Which lines of the listing hold the string "annuncio"? Copy those lines.

-- Opening Marker --

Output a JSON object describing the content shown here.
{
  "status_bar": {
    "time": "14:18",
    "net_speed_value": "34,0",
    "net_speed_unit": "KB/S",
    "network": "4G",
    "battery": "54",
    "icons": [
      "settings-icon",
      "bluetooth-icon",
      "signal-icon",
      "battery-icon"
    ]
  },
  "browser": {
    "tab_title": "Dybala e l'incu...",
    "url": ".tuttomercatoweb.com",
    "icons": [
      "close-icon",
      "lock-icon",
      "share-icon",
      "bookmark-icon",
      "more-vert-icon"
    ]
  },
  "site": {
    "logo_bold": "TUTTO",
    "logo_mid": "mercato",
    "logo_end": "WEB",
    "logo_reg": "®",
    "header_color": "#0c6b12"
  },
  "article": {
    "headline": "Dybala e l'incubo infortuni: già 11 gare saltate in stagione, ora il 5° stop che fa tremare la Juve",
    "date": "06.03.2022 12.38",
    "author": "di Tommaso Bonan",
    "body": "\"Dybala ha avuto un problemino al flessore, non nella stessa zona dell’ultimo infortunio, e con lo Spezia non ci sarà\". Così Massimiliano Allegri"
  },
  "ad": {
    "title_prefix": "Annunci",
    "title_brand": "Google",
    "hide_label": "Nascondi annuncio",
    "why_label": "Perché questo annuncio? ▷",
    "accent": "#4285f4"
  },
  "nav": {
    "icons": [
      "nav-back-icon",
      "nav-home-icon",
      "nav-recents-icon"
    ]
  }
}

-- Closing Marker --
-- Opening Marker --

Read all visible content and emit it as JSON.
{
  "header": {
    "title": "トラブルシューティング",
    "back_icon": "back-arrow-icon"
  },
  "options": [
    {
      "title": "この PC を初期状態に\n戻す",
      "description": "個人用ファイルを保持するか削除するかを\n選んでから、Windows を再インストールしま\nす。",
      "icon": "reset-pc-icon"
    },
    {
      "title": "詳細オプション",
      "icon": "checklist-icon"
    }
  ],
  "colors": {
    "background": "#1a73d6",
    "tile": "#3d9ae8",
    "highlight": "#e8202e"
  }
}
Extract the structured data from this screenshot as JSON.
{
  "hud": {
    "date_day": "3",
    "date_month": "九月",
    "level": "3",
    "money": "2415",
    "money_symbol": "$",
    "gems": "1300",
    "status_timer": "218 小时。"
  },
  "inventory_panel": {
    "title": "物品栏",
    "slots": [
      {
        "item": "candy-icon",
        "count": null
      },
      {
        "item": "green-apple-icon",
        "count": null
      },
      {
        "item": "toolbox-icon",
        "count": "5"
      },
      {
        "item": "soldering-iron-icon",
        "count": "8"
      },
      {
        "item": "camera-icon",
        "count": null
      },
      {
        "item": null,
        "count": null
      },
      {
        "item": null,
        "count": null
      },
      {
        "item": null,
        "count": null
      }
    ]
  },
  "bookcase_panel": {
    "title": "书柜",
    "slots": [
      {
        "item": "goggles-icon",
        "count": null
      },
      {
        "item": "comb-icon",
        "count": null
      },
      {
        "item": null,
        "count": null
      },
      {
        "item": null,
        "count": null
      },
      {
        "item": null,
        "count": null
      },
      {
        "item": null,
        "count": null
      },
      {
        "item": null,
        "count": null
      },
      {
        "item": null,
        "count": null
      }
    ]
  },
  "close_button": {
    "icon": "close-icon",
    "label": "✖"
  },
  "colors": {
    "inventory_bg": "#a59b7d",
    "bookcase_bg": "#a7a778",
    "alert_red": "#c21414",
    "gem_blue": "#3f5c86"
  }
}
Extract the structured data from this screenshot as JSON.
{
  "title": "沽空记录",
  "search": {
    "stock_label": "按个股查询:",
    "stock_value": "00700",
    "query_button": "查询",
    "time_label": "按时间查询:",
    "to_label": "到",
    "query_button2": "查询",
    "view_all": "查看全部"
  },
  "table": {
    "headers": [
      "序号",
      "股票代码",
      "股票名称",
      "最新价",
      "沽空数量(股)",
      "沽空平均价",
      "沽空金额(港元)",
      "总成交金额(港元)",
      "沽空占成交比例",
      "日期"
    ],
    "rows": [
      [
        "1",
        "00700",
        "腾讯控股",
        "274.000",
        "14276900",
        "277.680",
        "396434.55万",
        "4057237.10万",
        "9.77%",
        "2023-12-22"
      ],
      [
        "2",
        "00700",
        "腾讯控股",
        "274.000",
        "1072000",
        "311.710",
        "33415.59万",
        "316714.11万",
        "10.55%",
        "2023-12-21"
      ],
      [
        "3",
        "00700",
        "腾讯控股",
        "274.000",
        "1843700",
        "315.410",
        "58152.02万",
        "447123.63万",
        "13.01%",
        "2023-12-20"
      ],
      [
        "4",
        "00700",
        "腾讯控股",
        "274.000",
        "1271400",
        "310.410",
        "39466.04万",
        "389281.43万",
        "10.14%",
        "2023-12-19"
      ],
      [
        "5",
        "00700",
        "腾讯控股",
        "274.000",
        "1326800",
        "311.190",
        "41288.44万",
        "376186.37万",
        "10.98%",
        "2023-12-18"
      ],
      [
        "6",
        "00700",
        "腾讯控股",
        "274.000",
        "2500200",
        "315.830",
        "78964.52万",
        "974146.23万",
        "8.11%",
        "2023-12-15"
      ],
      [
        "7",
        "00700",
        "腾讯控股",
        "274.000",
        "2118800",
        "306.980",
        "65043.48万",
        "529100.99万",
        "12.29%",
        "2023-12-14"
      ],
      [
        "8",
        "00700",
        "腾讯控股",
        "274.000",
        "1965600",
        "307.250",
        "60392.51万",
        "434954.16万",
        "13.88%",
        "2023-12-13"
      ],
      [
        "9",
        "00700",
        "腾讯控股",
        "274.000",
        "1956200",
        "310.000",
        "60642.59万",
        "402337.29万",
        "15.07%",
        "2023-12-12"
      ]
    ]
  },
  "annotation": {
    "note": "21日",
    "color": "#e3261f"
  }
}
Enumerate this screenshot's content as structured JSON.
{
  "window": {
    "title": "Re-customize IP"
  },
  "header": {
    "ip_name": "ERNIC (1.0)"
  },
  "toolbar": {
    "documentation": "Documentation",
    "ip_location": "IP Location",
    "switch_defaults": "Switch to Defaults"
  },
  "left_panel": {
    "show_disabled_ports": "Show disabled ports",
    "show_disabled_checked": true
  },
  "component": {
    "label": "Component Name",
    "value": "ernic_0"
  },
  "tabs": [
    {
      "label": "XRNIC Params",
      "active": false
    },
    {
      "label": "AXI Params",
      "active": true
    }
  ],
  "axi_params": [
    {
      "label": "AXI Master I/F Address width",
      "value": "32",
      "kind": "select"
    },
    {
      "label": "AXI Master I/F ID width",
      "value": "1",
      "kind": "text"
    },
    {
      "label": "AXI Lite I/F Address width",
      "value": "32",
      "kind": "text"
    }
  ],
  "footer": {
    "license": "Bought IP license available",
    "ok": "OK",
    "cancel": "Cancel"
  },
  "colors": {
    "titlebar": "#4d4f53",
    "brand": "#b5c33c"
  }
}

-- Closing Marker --
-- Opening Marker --

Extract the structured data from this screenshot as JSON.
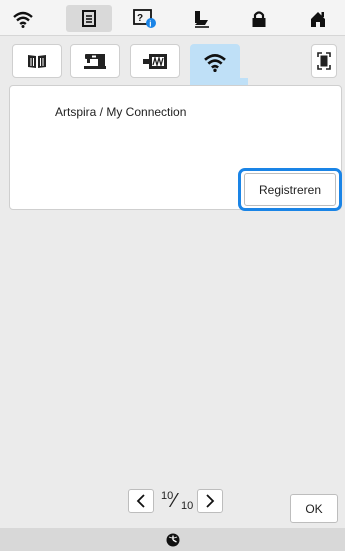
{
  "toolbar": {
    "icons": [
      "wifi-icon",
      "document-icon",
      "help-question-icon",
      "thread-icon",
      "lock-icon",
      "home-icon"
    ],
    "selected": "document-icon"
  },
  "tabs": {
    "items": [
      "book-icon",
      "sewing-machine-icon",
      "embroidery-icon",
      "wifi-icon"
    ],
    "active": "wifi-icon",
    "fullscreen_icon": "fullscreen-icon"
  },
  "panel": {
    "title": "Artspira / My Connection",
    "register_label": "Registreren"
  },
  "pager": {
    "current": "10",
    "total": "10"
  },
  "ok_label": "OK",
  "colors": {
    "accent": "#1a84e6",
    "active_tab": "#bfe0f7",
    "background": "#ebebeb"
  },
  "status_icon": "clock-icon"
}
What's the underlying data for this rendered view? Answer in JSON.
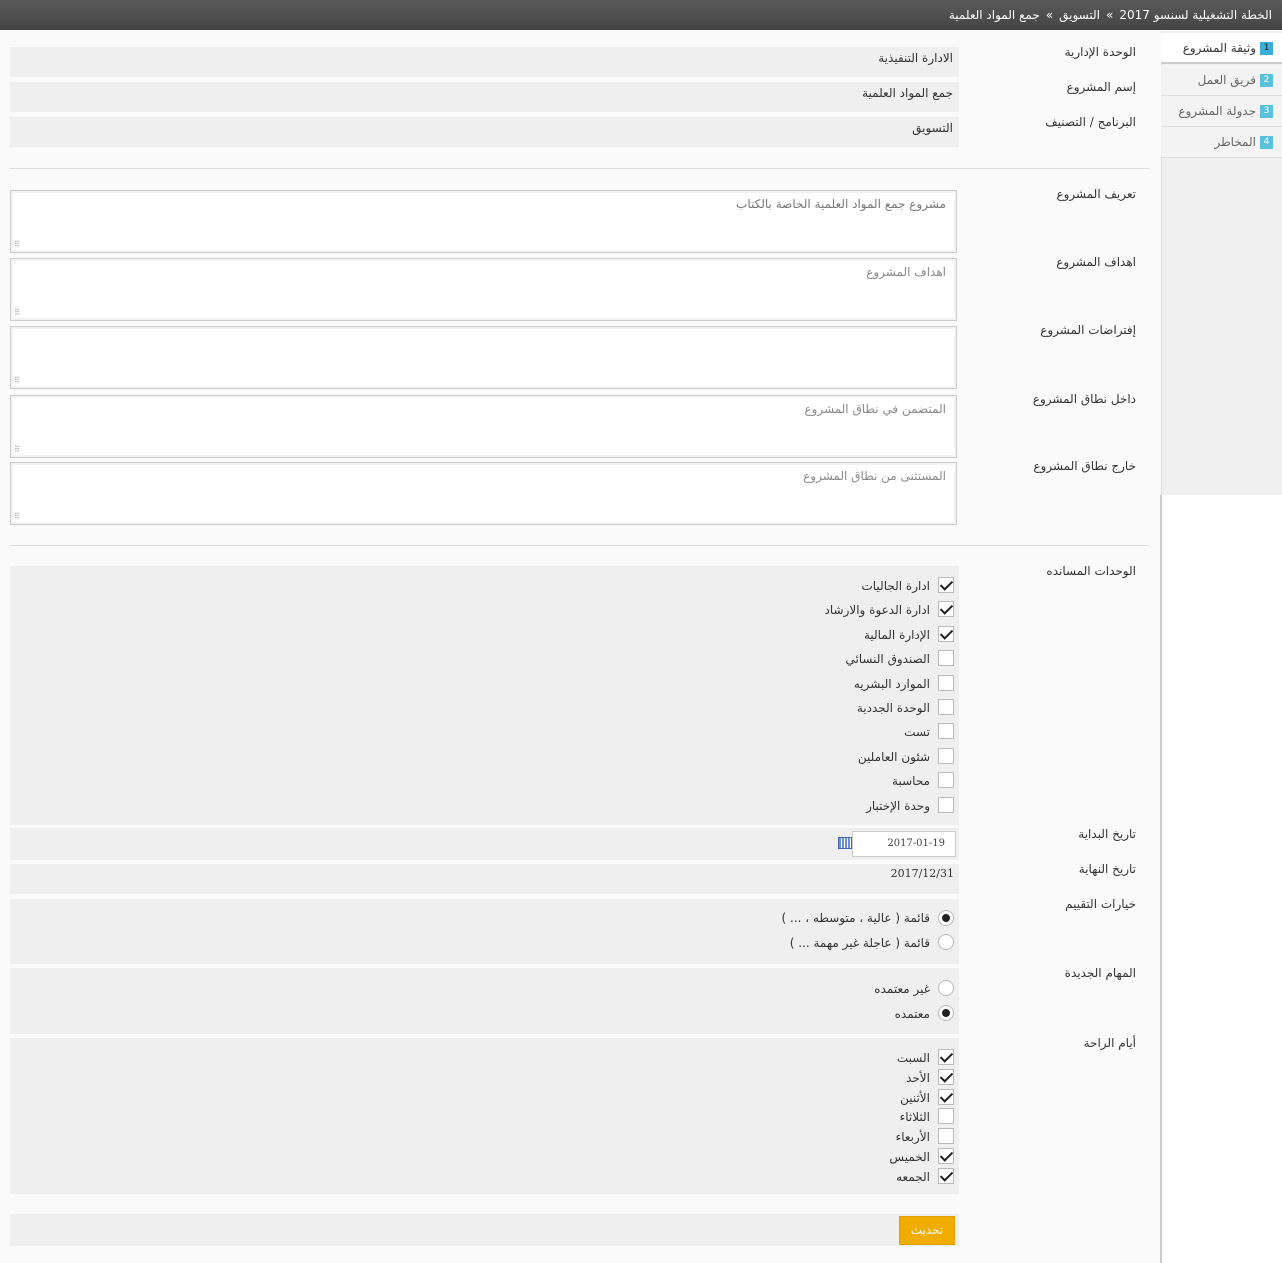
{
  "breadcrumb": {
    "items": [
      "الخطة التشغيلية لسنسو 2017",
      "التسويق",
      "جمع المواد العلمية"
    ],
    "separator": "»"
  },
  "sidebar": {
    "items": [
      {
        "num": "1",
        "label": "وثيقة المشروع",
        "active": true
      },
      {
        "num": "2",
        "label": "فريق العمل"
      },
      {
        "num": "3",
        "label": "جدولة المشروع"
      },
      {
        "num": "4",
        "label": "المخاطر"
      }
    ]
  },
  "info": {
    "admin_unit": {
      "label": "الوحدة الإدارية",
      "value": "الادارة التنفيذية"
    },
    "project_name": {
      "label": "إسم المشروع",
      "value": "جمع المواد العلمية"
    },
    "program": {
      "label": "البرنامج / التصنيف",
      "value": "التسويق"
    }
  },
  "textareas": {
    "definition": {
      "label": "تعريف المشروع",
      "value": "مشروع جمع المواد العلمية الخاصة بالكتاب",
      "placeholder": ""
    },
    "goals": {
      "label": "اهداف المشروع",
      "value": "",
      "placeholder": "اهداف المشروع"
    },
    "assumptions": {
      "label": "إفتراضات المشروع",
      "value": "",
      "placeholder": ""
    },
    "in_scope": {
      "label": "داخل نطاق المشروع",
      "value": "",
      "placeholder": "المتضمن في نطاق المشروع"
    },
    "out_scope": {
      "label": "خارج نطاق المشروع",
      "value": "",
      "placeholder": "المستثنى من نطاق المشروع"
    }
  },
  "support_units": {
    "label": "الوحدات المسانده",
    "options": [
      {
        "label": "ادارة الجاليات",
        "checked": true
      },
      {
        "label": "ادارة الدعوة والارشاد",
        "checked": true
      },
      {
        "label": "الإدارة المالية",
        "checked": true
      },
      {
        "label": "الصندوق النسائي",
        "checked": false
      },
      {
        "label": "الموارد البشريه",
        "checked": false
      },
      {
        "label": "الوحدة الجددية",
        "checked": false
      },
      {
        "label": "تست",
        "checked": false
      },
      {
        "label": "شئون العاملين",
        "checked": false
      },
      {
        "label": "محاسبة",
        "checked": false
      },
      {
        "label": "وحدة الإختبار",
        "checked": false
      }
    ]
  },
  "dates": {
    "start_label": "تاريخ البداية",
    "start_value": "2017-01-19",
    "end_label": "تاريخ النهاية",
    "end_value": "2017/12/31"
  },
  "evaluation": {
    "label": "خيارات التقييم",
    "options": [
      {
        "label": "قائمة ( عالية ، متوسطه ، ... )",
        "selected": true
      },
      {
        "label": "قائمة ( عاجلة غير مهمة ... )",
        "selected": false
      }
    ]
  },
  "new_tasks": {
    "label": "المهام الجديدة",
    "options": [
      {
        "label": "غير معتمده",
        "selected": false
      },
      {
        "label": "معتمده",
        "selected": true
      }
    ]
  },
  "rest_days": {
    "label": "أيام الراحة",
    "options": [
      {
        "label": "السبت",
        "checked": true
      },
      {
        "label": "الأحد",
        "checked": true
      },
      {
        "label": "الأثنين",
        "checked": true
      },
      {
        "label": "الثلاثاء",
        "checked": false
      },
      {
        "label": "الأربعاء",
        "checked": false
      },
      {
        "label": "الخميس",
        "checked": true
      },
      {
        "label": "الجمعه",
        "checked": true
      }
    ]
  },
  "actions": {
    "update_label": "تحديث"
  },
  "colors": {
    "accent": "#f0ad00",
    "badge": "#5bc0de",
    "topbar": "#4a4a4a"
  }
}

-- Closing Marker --

◆ **Your solution**
    "hide_label": "Nascondi annuncio",
    "why_label": "Perché questo annuncio? ▷",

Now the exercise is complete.